An increasingly global trade economy and the 1867 International Exposition in Paris played pivotal roles in introducing Japanese aesthetics to Western audiences. The intricacies and distinct stylings of Japanese goods captivated Western artists, who were seeking new sources of inspiration during a time when art was ripe for change.

The Allure of Ukiyo-e

Ukiyo-e, a genre of woodblock prints and paintings, was particularly influential. These prints depicted scenes of daily life, landscapes, and beautiful courtesans. Artists such as Hokusai and Hiroshige became household names among the European avant-garde. The flat planes of color, attention to detail, and unique perspectives seen in Ukiyo-e prints inspired many Western artists.

The likes of Claude Monet, Vincent van Gogh, and Edgar Degas began integrating elements of Japanese composition and technique into their work. Van Gogh not only collected Ukiyo-e prints but also created his own paintings in homage to the style, such as his "Japonaiserie" series. Monet’s famous water lilies and garden scenes show a close kinship to Japanese art forms in their treatment of nature and use of space.

Transforming Impressionism and Beyond

Impressionism, an art movement known for its attempts to capture light and natural forms, owes a great deal to the Japanese aesthetic of capturing the fleeting moments of nature. The Impressionists were deeply moved by the compositional techniques and the off-center alignments prevalent in Japanese prints. These elements found their way into some of their most famous works, forever altering the landscape of Western painting.

Japanese influence can also be traced to the development of later artistic movements like Post-Impressionism, Art Nouveau, and the Aesthetic Movement. Both Van Gogh and Paul Gauguin, known for their vivid use of color and symbolic content, absorbed Japanese techniques for their own expressive ends.

Impact on Modernism and Abstraction

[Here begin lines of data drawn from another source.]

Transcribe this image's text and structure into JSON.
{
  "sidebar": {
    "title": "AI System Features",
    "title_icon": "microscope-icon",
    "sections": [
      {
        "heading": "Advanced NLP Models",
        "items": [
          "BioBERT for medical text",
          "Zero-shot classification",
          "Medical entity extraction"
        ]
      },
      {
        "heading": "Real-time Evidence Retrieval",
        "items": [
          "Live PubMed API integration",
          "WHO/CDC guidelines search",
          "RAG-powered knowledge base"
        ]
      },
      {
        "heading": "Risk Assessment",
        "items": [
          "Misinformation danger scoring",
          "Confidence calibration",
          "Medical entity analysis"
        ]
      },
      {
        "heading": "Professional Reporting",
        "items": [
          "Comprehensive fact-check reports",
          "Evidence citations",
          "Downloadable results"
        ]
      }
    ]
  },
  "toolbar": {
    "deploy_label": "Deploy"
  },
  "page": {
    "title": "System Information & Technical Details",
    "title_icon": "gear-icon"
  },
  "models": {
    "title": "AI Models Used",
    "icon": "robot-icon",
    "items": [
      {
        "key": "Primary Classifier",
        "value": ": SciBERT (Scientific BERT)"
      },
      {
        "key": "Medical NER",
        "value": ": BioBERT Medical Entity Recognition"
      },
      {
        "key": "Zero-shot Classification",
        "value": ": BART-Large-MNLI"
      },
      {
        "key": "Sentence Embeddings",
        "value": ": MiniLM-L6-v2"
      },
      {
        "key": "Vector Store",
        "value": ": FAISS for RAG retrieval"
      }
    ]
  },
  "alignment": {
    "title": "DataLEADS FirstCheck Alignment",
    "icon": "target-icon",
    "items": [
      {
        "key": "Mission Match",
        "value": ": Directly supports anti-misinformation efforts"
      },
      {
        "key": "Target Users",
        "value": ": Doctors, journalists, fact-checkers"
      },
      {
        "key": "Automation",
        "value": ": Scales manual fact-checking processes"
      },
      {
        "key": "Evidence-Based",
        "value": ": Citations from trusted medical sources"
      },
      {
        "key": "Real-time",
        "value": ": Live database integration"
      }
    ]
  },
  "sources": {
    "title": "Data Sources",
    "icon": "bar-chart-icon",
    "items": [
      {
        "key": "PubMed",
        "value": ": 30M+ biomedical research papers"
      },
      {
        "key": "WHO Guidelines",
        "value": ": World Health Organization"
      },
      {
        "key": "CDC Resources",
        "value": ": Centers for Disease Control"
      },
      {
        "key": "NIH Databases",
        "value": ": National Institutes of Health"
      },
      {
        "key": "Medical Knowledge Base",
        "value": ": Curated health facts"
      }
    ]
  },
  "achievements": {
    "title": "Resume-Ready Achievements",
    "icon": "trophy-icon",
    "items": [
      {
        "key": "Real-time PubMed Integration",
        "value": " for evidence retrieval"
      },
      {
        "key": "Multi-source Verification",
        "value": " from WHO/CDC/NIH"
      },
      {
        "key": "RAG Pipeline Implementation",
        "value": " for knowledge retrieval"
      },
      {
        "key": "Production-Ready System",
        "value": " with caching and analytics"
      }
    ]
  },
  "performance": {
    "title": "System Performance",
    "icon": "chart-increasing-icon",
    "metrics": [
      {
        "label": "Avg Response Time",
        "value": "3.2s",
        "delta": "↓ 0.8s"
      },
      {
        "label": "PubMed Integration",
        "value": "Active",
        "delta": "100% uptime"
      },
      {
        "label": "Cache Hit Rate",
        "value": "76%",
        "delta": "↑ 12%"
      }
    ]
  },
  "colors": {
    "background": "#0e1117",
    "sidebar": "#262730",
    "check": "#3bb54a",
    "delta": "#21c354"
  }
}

As Western art progressed into the 20th century, Japanese art continued to play a role in its evolution. The simplified aesthetics and the importance of negative space in Japanese art found resonance with Modernist and Abstract artists. Their search for purity of form and the essence of their subjects can be seen as parallel to the spiritual quest inherent in much of Japanese art.

Artists like Frank Lloyd Wright borrowed Japanese architectural principles in their designs, which focused on harmony with nature and an organic flow of living spaces. In painting, the minimalism seen in Japanese art influenced Abstract Expressionists like Mark Rothko and minimalist painters who followed, emphasizing simplicity and contemplation.

The Ongoing Dialogue with Contemporary Art

The dialogue between Japanese and Western art is far from historical footnote; it continues today, with contemporary Western artists drawing on Japanese visual culture. Manga and anime have become global phenomena, influencing artists and digital creators across the world. Meanwhile, the philosophy of wabi-sabi, which embraces imperfection and transience, can be seen in current design trends and art practices seeking a more mindful and grounded approach to creation.

Japanese art’s emphasis on craftsmanship and attention to materiality also informs current trends in sustainable fashion and design, showing that the influence of Japan is as culturally relevant as ever.


Japanese art has had a lasting influence on Western art, marked by a continuous ebb and flow of cultural exchange. It is a testament to the power of art to transcend geographic and temporal boundaries, inspiring creativity and innovation. From revolutionizing major European art movements to influencing modern design principles, the impact of Japanese art on the West is immeasurable. It stands as a profound example of how openness to different cultures and aesthetics can enrich and expand our own artistic horizons.